Senior Airman Azania Arnold, 614th Air Operations Center intelligence and operations integration technician, and Senior Airman Teonna Jenkins, 30th Medical Operations Squadron central check-in clerk, simulate a typical evening of being on call for Airmen Against Drunk Driving Jan. 6, 2016, Vandenberg Air Force Base, Calif. Whether someone is a 21-year-old, inexperienced with alcohol, or simply had their plans fall through and can’t drive themselves, AADD provides a backup plan. (U.S. Air Force photo by Airman 1st Class Ian Dudley/Released)

Senior Airman Azania Arnold, 614th Air Operations Center intelligence and operations integration technician, and Senior Airman Teonna Jenkins, 30th Medical Operations Squadron central check-in clerk, simulate a typical evening of being on call for Airmen Against Drunk Driving Jan. 6, 2016, Vandenberg Air Force Base, Calif. Whether someone is a 21-year-old, inexperienced with alcohol, or simply had their plans fall through and can’t drive themselves, AADD provides a backup plan. (U.S. Air Force photo by Airman 1st Class Ian Dudley/Released)

VANDENBERG AIR FORCE BASE, Calif. -- Driving under the influence of alcohol is one of the most destructive things a person can do for their Air Force career, not to mention the extreme repercussions it can have on complete strangers.

With this in mind, Airmen Against Drunk Driving was born to prevent life destroying mistakes that can easily happen when a person operates a vehicle after consuming alcohol.

Whether someone is a 21-year-old, inexperienced with alcohol, or simply had their plans fall through and can't drive themselves, AADD provides a backup plan. Run by a team of volunteer Airmen, the organization is on call during the weekends and special base events.

The safety net is provided by a few dedicated Airmen, but it isn't solely for military personnel. Anyone with base access can volunteer to help with the program, whether they are a contractor or a military dependent. All that is needed is a vehicle and a valid driver's license for individuals over the age of 18.

"We have approximately 30 people who volunteer regularly and cover base events as well as weekend shifts," said Senior Airman Azania Arnold, 614th Air Operations Center intelligence and operations integration technician and Vandenberg AADD president. "Airmen volunteer their off duty time to help individuals, who have consumed too much alcohol, safely drive home. It is completely anonymous. Each unit on base has a squadron representative. Every week we send emails to our representatives to send out to their unit, soliciting volunteers."

Despite the initial intent as a last resort, base personnel are encouraged to take advantage of the program.

"We are supposed to be a backup plan to your backup plan," said Arnold. "But I would rather have people call us then risk their career and other people's lives."

New Airmen don't often have a support network of peers readily available, so not only can they rely on AADD but they can also make friends and help other Airmen in turn.

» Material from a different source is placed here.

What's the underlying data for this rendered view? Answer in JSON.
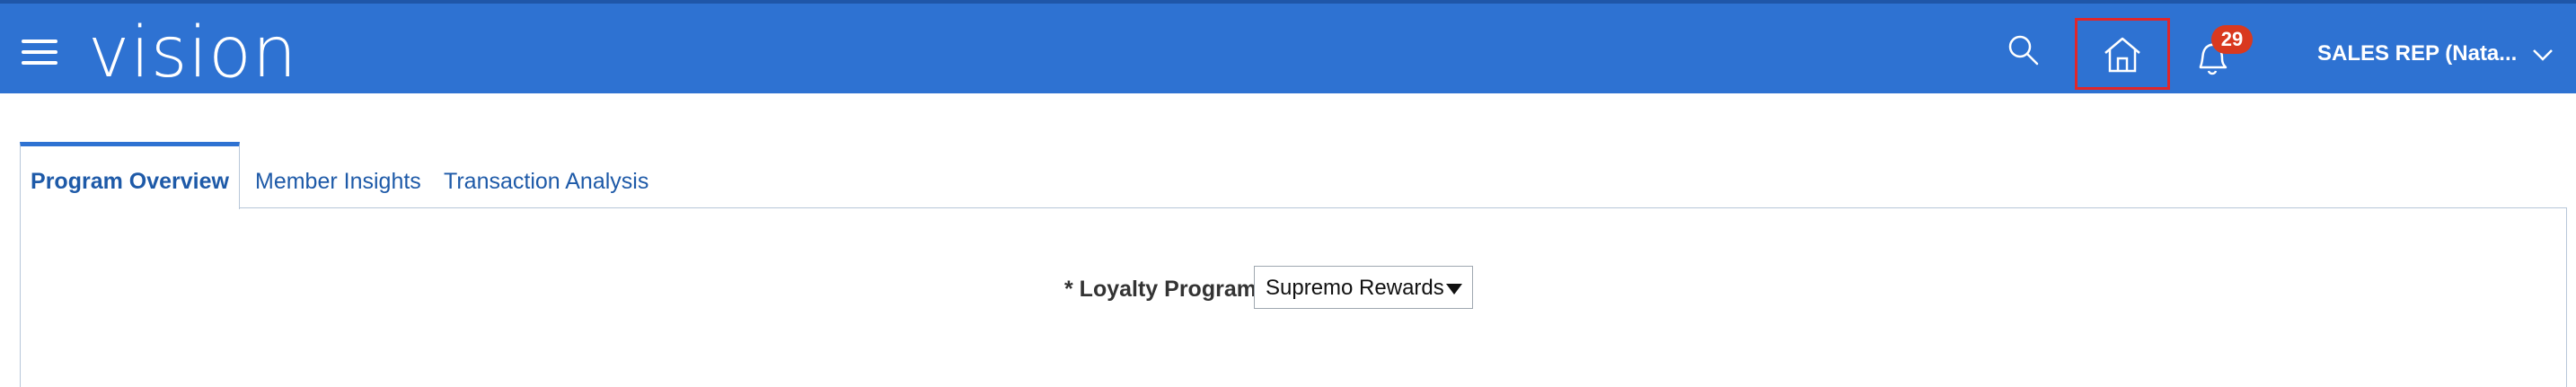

"I have been involved with AADD for two years now," said Senior Airman Teonna Jenkins, 30th Medical Operations Squadron central check-in clerk and Vandenberg AADD vice president. "I have even relied upon it on occasion. Every time you drive to pick someone up you are potentially saving their life. You never know when you are going to find yourself in a similar situation and have to rely on someone else. Especially as a new Airman you often don't know many people at your base."

With the potential to save a career, AADD is always just a phone call away.

"We are not only here for military, but civilians and dependents as well," said Jenkins. "If you need a ride we got your back."

For more information on how to volunteer for AADD contact Senior Airman Azania Arnold at 606-6011